Data about app and page elements:
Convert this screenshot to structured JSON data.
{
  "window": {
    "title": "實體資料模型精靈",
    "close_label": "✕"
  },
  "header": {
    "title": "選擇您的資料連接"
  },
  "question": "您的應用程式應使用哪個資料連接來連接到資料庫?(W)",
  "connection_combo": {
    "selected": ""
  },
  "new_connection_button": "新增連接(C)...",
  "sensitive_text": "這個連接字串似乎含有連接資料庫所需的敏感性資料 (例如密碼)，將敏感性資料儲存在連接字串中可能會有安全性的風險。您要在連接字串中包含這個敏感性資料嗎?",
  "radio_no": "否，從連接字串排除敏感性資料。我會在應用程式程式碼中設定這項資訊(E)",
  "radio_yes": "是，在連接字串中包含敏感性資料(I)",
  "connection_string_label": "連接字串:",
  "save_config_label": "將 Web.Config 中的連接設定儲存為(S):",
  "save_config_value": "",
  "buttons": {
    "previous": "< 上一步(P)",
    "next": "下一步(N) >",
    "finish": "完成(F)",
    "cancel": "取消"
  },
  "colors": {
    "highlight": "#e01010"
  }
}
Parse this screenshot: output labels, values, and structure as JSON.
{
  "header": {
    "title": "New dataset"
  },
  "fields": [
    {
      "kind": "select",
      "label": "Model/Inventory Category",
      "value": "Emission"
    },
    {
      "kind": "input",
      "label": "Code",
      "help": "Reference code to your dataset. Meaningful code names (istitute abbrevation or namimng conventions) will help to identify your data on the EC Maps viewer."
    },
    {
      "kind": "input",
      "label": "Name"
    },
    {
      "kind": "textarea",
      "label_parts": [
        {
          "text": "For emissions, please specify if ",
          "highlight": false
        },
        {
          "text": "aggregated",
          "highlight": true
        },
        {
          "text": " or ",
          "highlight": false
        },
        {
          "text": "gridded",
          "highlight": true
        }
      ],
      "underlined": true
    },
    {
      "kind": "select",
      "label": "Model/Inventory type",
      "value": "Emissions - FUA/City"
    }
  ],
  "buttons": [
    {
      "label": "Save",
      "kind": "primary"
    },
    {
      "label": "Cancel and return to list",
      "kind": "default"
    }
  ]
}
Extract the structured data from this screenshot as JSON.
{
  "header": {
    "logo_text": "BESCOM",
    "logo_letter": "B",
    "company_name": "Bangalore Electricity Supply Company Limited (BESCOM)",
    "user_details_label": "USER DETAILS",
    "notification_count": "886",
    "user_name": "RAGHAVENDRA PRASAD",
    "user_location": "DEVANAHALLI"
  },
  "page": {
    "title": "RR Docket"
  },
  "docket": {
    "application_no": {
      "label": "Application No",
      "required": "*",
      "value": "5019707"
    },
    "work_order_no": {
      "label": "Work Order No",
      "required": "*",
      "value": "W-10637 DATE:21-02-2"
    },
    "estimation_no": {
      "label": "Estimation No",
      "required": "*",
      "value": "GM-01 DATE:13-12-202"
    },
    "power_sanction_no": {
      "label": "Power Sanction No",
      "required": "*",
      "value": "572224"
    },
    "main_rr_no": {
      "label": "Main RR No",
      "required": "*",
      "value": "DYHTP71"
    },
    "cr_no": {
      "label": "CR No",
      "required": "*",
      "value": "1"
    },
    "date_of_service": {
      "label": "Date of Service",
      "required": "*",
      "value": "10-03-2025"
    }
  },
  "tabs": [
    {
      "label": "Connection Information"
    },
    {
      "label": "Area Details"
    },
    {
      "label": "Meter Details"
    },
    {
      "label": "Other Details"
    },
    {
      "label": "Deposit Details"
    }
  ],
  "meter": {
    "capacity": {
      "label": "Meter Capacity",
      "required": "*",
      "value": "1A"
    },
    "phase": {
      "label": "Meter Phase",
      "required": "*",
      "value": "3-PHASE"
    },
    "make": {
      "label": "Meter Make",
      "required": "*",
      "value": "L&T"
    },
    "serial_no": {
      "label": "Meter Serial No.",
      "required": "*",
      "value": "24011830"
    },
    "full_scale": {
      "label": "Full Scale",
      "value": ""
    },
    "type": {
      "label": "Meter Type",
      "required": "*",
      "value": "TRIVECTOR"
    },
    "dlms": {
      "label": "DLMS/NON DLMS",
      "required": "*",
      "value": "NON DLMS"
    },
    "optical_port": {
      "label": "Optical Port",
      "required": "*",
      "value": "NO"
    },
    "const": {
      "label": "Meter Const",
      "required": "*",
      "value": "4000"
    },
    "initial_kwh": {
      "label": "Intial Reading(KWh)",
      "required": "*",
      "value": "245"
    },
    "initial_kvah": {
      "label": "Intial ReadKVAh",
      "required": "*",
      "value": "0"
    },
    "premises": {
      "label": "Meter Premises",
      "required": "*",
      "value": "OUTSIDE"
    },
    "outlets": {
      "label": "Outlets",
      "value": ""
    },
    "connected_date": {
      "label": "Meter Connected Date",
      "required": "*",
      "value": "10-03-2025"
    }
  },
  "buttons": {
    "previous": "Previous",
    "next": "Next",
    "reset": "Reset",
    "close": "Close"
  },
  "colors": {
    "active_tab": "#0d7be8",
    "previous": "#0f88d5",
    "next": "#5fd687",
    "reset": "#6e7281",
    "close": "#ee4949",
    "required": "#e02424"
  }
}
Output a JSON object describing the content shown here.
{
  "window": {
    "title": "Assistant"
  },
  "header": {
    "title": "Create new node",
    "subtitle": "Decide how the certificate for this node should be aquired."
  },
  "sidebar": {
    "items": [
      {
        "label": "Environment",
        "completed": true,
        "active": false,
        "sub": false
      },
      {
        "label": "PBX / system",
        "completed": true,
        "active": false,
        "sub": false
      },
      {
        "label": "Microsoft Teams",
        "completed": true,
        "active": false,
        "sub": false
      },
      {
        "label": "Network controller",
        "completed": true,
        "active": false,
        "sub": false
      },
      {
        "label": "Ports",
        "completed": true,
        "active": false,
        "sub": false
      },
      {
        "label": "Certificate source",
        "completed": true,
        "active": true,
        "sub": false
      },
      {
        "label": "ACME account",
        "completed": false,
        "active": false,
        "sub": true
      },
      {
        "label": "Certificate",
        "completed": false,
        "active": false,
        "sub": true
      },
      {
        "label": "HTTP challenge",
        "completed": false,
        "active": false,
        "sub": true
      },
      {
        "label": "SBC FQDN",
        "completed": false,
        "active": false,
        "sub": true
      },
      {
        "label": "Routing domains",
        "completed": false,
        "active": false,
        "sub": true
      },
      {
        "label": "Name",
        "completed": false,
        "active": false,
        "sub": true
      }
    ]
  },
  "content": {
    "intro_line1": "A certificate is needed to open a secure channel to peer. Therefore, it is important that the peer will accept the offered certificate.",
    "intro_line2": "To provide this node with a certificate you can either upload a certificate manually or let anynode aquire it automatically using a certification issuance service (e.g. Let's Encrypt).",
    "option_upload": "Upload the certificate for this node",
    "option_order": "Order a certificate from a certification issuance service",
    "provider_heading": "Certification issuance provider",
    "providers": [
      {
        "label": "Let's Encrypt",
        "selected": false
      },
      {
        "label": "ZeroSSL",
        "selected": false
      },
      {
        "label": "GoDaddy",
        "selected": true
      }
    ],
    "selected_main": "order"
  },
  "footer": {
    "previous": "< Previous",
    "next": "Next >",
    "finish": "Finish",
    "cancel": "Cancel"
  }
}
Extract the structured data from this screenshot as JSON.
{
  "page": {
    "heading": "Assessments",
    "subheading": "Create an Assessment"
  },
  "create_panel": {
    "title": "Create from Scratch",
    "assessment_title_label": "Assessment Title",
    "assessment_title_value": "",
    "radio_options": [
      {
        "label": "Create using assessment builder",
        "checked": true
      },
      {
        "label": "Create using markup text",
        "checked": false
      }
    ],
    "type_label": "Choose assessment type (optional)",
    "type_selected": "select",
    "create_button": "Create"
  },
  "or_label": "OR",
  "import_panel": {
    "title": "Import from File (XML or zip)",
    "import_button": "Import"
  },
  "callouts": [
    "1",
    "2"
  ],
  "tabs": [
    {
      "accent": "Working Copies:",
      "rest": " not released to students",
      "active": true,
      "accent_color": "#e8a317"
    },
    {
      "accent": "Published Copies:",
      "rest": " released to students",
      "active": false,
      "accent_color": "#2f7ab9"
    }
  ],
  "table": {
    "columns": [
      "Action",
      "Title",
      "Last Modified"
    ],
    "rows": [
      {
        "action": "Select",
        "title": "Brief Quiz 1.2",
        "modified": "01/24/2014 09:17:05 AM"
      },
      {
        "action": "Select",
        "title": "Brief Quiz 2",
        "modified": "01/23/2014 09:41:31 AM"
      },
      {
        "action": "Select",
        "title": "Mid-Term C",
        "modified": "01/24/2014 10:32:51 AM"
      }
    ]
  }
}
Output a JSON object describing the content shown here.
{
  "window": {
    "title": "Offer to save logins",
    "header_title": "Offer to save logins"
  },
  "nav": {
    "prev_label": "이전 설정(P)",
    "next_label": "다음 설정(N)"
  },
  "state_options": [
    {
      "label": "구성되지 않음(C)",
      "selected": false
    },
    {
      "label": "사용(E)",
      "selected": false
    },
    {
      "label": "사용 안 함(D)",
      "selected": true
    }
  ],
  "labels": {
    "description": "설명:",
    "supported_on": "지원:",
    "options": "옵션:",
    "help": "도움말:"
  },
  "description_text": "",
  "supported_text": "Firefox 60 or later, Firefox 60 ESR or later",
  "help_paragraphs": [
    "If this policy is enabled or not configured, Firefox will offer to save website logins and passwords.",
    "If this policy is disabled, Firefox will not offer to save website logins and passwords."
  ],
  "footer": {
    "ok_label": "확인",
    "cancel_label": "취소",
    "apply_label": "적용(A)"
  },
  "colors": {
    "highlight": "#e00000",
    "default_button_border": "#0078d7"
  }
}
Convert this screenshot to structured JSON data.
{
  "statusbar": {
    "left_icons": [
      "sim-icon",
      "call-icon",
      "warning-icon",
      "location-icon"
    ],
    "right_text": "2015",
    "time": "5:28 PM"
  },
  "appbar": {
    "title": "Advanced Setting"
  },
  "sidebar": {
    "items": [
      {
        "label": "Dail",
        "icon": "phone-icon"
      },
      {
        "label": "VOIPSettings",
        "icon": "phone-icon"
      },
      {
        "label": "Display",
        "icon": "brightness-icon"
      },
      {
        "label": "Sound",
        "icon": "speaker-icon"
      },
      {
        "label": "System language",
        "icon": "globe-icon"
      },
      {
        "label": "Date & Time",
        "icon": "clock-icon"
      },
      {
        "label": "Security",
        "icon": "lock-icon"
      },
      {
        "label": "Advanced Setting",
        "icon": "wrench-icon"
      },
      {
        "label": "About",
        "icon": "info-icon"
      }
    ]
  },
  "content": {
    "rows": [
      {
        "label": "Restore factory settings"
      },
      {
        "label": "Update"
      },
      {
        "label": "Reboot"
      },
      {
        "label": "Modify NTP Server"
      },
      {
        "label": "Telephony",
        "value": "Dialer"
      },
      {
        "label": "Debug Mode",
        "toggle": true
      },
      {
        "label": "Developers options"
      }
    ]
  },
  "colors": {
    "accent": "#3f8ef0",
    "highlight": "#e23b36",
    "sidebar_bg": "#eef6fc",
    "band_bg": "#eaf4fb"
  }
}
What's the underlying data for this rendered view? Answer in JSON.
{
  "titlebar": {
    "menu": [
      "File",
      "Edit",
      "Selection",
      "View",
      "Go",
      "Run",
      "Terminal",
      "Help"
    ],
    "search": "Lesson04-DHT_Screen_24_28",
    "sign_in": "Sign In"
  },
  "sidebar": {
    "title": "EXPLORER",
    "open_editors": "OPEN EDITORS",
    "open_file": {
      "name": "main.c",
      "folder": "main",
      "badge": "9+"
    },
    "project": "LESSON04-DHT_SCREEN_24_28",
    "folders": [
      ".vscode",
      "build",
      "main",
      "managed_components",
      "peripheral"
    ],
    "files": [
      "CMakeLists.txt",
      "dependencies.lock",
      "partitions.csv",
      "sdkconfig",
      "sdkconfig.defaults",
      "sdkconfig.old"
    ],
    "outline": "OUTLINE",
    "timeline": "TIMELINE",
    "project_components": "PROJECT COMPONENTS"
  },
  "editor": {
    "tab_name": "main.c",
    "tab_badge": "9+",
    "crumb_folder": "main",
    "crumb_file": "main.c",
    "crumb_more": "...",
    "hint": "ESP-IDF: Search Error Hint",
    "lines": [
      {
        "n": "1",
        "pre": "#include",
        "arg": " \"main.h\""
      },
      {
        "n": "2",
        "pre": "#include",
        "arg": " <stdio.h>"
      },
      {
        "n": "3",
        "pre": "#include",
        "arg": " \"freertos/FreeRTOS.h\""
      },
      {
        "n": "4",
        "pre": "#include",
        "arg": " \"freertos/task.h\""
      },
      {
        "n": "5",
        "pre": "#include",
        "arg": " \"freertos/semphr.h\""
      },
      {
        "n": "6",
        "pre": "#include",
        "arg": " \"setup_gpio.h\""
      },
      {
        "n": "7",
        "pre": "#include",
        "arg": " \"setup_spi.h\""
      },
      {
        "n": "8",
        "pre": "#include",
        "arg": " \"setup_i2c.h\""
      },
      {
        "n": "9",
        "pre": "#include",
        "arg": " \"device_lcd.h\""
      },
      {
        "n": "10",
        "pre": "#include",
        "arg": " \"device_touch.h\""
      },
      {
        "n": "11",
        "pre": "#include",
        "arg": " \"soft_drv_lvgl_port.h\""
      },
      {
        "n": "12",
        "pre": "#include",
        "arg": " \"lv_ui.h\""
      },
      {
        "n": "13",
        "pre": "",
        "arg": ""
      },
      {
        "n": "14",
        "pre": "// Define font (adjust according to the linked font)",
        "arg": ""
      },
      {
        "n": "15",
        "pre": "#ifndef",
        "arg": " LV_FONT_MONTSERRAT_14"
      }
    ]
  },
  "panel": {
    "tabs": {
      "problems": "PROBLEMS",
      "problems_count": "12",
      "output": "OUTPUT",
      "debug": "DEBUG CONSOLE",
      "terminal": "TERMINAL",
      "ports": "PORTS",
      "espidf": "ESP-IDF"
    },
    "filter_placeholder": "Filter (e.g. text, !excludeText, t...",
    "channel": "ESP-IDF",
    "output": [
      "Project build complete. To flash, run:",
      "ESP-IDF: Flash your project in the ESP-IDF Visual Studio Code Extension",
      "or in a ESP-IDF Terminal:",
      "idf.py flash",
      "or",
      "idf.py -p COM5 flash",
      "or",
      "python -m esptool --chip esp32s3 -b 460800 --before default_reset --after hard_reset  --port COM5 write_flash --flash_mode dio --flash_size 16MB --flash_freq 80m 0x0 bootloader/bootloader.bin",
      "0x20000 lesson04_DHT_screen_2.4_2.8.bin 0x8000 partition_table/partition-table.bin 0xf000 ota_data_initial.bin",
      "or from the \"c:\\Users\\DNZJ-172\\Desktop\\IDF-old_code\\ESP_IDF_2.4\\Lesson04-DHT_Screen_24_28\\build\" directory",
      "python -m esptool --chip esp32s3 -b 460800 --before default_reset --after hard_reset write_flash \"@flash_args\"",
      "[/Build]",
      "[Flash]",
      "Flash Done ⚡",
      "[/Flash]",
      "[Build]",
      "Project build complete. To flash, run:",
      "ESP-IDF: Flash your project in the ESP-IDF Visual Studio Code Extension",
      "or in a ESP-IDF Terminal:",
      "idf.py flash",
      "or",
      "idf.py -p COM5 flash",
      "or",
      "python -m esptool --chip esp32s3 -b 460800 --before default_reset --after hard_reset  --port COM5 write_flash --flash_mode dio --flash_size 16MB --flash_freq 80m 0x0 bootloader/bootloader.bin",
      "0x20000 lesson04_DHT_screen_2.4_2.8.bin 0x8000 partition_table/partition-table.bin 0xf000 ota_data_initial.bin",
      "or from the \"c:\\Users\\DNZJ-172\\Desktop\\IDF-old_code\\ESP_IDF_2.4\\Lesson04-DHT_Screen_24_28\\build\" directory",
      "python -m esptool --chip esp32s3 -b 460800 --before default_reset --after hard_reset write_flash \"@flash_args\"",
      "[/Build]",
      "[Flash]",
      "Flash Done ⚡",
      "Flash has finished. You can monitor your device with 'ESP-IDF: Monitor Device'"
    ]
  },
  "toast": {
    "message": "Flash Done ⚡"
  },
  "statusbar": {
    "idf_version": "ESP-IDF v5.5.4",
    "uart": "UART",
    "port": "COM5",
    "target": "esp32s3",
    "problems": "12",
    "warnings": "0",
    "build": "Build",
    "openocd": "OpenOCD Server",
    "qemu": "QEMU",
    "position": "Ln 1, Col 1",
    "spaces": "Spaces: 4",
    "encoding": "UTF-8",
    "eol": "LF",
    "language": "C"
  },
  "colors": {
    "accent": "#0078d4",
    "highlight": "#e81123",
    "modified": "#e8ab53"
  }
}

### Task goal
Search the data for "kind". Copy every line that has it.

### Reply
      "kind": "select",
      "kind": "input",
      "kind": "input",
      "kind": "textarea",
      "kind": "select",
      "kind": "primary"
      "kind": "default"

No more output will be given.